A heartwarming story to share that explains how much I loved my husband, father, and dedicated ironworker based on a subsequent interview my father had with a very famous author years later. Gay Talese has written many great books in his career and used the time to chronicle the experiences of the ironworkers who worked and built the Verrazano Bridge in the early 1960s in his book Bridge. He had several interviews with my father. It was first performed during the construction of the Verrazano Bridge after the tragic death of a fellow ironworker that my father desperately tried to save but failed.
After the death of my mother in 1990, my father lost and lonely, and the only thing he had beside us in his corner were his iron working skills which he still relied on in his early to mid-50s. He returned to work on the Verrazano Bridge in 1991 to 1992 to repair work and felt great when he returned to where he started as a young man in his mid-20s. While working on the restoration and red lead paint he went to the very top of the tower and in the sign of his wife, my mom typed her name with her work gloves, Catherine in color and looked up to see Staten Island views from Brooklyn clearly remembered that it was again it was 1963 so he wiped his forehead, shed a tear, said a prayer and went back to work. Gay Talese was very moved by this, so he added this to the reissue of the original book and added that my father was dealing with a tragic World Trade Center incident that my father helped build in the early 1970s. s. I also had tears in my eyes as I read this and how I knew how much my dad loved my mom and my 2 sisters and I. He was a great man and I am so proud to know that Mr. Gay Talese took the time to get to know my father and share a little about him in his work and his experiences and write about all the great men and women involved in the construction of the Verrazano Bridge.
I am always amazed to see everything my dad was a part of and have such pride and respect for him and all the iron workers who build cities and risk their lives every day. Iron workers almost never get the respect or pay they deserve. In an age where baseball players receive excessive salaries to play a game I enjoy, I feel that is unfair. I will express my opinion on this simple but meaningful quote as follows: "The next time you cheer a baseball player at home in a ball park and recognize them as a hero, think of the iron workers who sacrificed their lives in building that playground for adult men to play the game. "" Iron workers build those bales and skyscrapers that are real heroes, and they should be compensated as such for their hard work that seems to be taken for granted. "

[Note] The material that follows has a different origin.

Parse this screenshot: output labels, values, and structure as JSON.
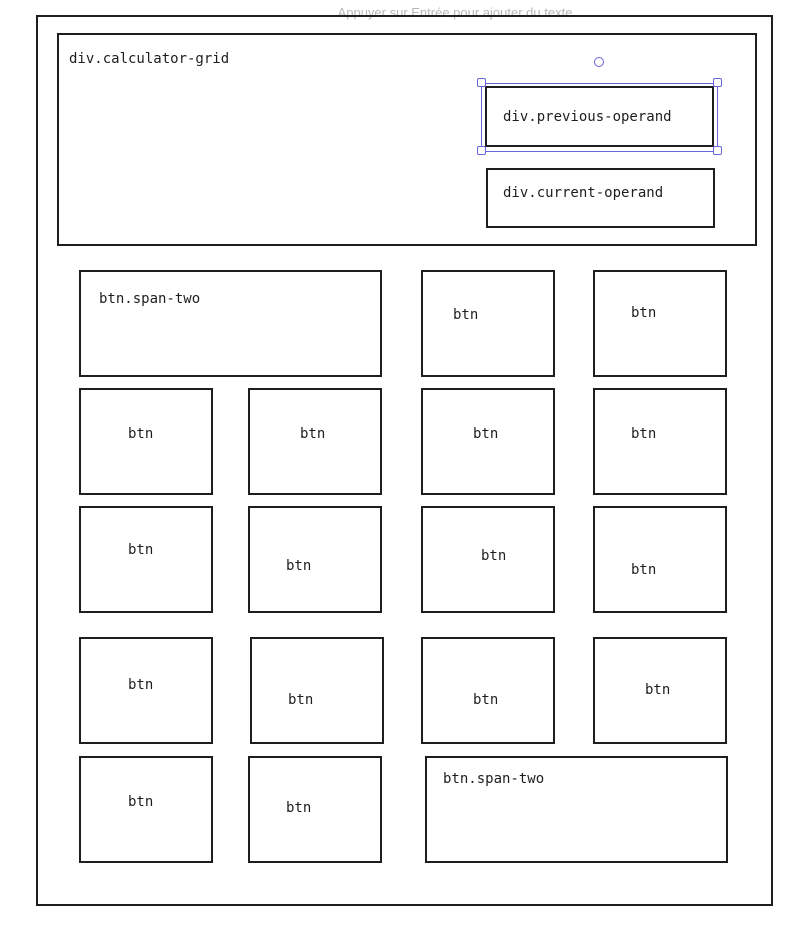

I am so proud of my father who always did his best for his iron work and he leaves a part of himself in everything he did and I am glad to say that I am his son.
(*) – son (I am proud of my father and I gave birth to a boy and gave him his name, but I am a transgender person who identifies as a girl and that has been my lifelong struggle of 4 years). Out of respect for my father, I'm a son.